Old-growth trees live another day as controversial Bellingham townhome development hits pause

Retired University of Washington professor Jerry Franklin lays a hand on a Douglas Fir whose bark had help during fires at Cedar Flats Research Natural Area near Cougar, Wash., on April 21, 2021.    (Steve Ringman/Seattle Times)
By Rachel Showalter Bellingham Herald

BELLINGHAM – The developer of a proposed 68-unit townhome development in north Bellingham has rescinded a purchase and sale agreement to buy the property, effectively canceling plans to move forward with the project.

The project is proposed as an infill development on land next to the Bellingham Golf and Country Club and has drawn criticism for its plan to remove 327 trees from the site. The project would use what was once the east edge of the golf course property along Meridian Street, which is currently heavily forested and home to hundreds of old-growth conifer trees.
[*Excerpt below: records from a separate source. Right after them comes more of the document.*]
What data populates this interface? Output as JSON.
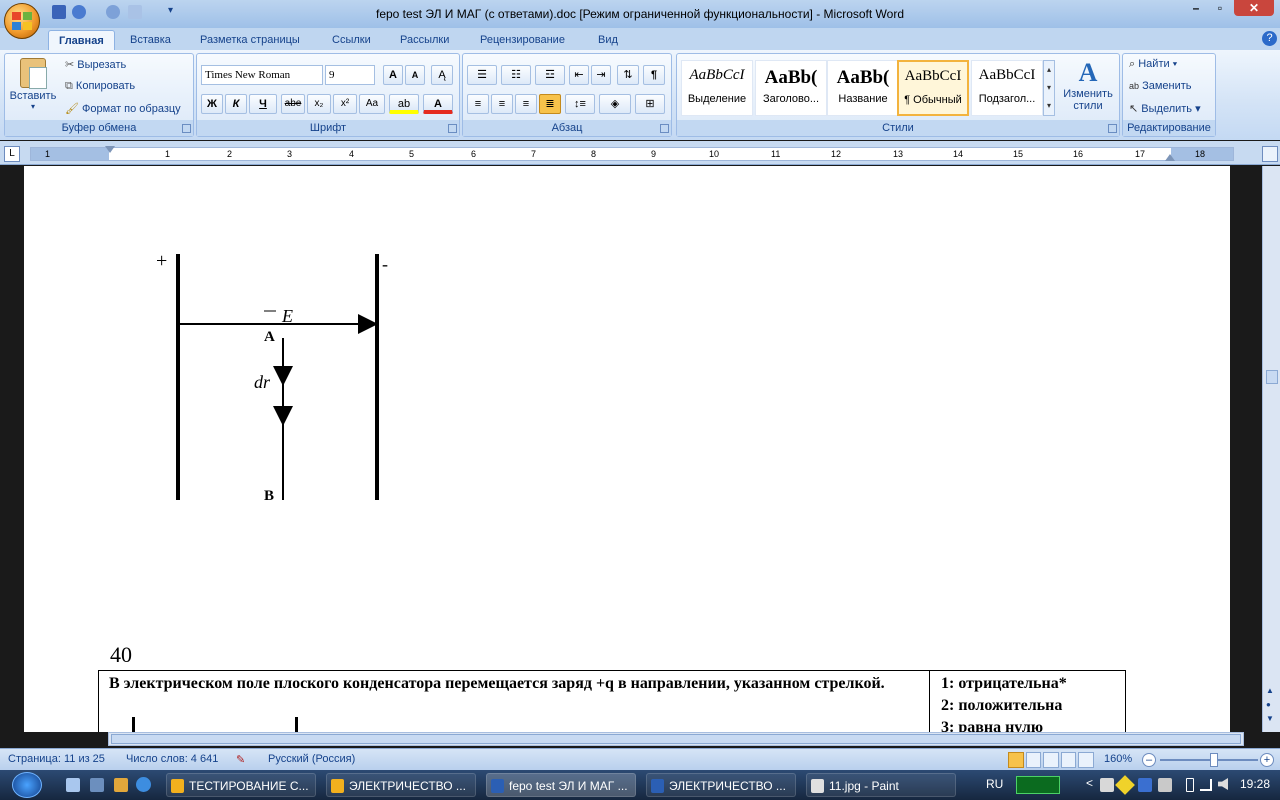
{
  "window": {
    "title": "fepo test ЭЛ И МАГ (с ответами).doc [Режим ограниченной функциональности] - Microsoft Word"
  },
  "tabs": [
    "Главная",
    "Вставка",
    "Разметка страницы",
    "Ссылки",
    "Рассылки",
    "Рецензирование",
    "Вид"
  ],
  "ribbon": {
    "clipboard": {
      "paste": "Вставить",
      "cut": "Вырезать",
      "copy": "Копировать",
      "format_painter": "Формат по образцу",
      "label": "Буфер обмена"
    },
    "font": {
      "font_name": "Times New Roman",
      "font_size": "9",
      "label": "Шрифт",
      "bold": "Ж",
      "italic": "К",
      "underline": "Ч",
      "strike": "abe",
      "subscript": "x₂",
      "superscript": "x²",
      "case": "Aa"
    },
    "paragraph": {
      "label": "Абзац"
    },
    "styles": {
      "label": "Стили",
      "tiles": [
        {
          "sample": "AaBbCcI",
          "name": "Выделение"
        },
        {
          "sample": "AaBb(",
          "name": "Заголово..."
        },
        {
          "sample": "AaBb(",
          "name": "Название"
        },
        {
          "sample": "AaBbCcI",
          "name": "¶ Обычный"
        },
        {
          "sample": "AaBbCcI",
          "name": "Подзагол..."
        }
      ],
      "change_styles": "Изменить стили"
    },
    "editing": {
      "label": "Редактирование",
      "find": "Найти",
      "replace": "Заменить",
      "select": "Выделить"
    }
  },
  "ruler": {
    "numbers": [
      "1",
      "1",
      "2",
      "3",
      "4",
      "5",
      "6",
      "7",
      "8",
      "9",
      "10",
      "11",
      "12",
      "13",
      "14",
      "15",
      "16",
      "17",
      "18"
    ]
  },
  "document": {
    "figure": {
      "plus": "+",
      "minus": "-",
      "field_label": "E",
      "point_a": "A",
      "dr_label": "dr",
      "point_b": "B"
    },
    "question_number": "40",
    "question_text": "В электрическом поле плоского конденсатора перемещается заряд +q в направлении, указанном стрелкой.",
    "answers": [
      "1: отрицательна*",
      "2: положительна",
      "3: равна нулю"
    ]
  },
  "status": {
    "page": "Страница: 11 из 25",
    "words": "Число слов: 4 641",
    "language": "Русский (Россия)",
    "zoom": "160%"
  },
  "taskbar": {
    "items": [
      {
        "label": "ТЕСТИРОВАНИЕ С...",
        "color": "#f2b01e"
      },
      {
        "label": "ЭЛЕКТРИЧЕСТВО ...",
        "color": "#f2b01e"
      },
      {
        "label": "fepo test ЭЛ И МАГ ...",
        "color": "#2b5fb4"
      },
      {
        "label": "ЭЛЕКТРИЧЕСТВО ...",
        "color": "#2b5fb4"
      },
      {
        "label": "11.jpg - Paint",
        "color": "#e0e0e0"
      }
    ],
    "lang": "RU",
    "time": "19:28"
  }
}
Stream Real Estate had planned to buy the land from the Bellingham Golf and Country Club but terminated its agreement due to declining real estate values as a result of the rapid increase in mortgage rates, according to a message sent from the country club to members last week.

Michael Feerer of the Whatcom Million Trees Project, a group dedicated to preserving trees in Whatcom County, has been outspoken about the group’s concern over the proposed tree loss and started a petition to oppose the project. Feerer said the group is supportive of building affordable infill housing locally but doesn’t believe this project proposal strikes a fair balance.

“We and much of the community (i.e. 1,472 petition signers) are relieved that the maxed-out, ill-conceived Stream development proposal will not go forward. It had many problems that went even beyond the unnecessary loss of 320+ mature trees, some of the tallest conifers in northern Bellingham,” Feerer said in a statement to the Bellingham Herald.

Although the development does call for the removal of hundreds of trees to make room for the townhomes, the existing proposal still preserves 73 existing trees on site. Stream Real Estate had planned to mitigate the tree removal by planting 474 replacement trees, both on site and on the golf course property.

The Bellingham Golf and Country Club has still decided to complete the last remaining component of the permitting process for the project to eventually develop the site, according to Ali Taysi of Bellingham-based AVT Consulting, the permit consultant company for the project.

“The design review/infill toolkit permit was already approved and issued by the city,” Taysi told the Herald. “So yes, Stream has canceled their plans and moved on, but the club has picked up the permit and plans to complete it.”

The club said in its message to members last week that their real estate agent recommended they “keep the property off the market at this time, as land sales are currently very slow.” The message also said the club’s board of trustees plans to monitor the real estate market and review its options in 2024.

Feerer told the Herald the Whatcom Million Trees Project hopes to work with the country club as they move forward to develop the parcel to find a solution to “protect many more mature trees and provide needed affordable infill housing for our community.”

“All are possible with good planning,” Feerer said.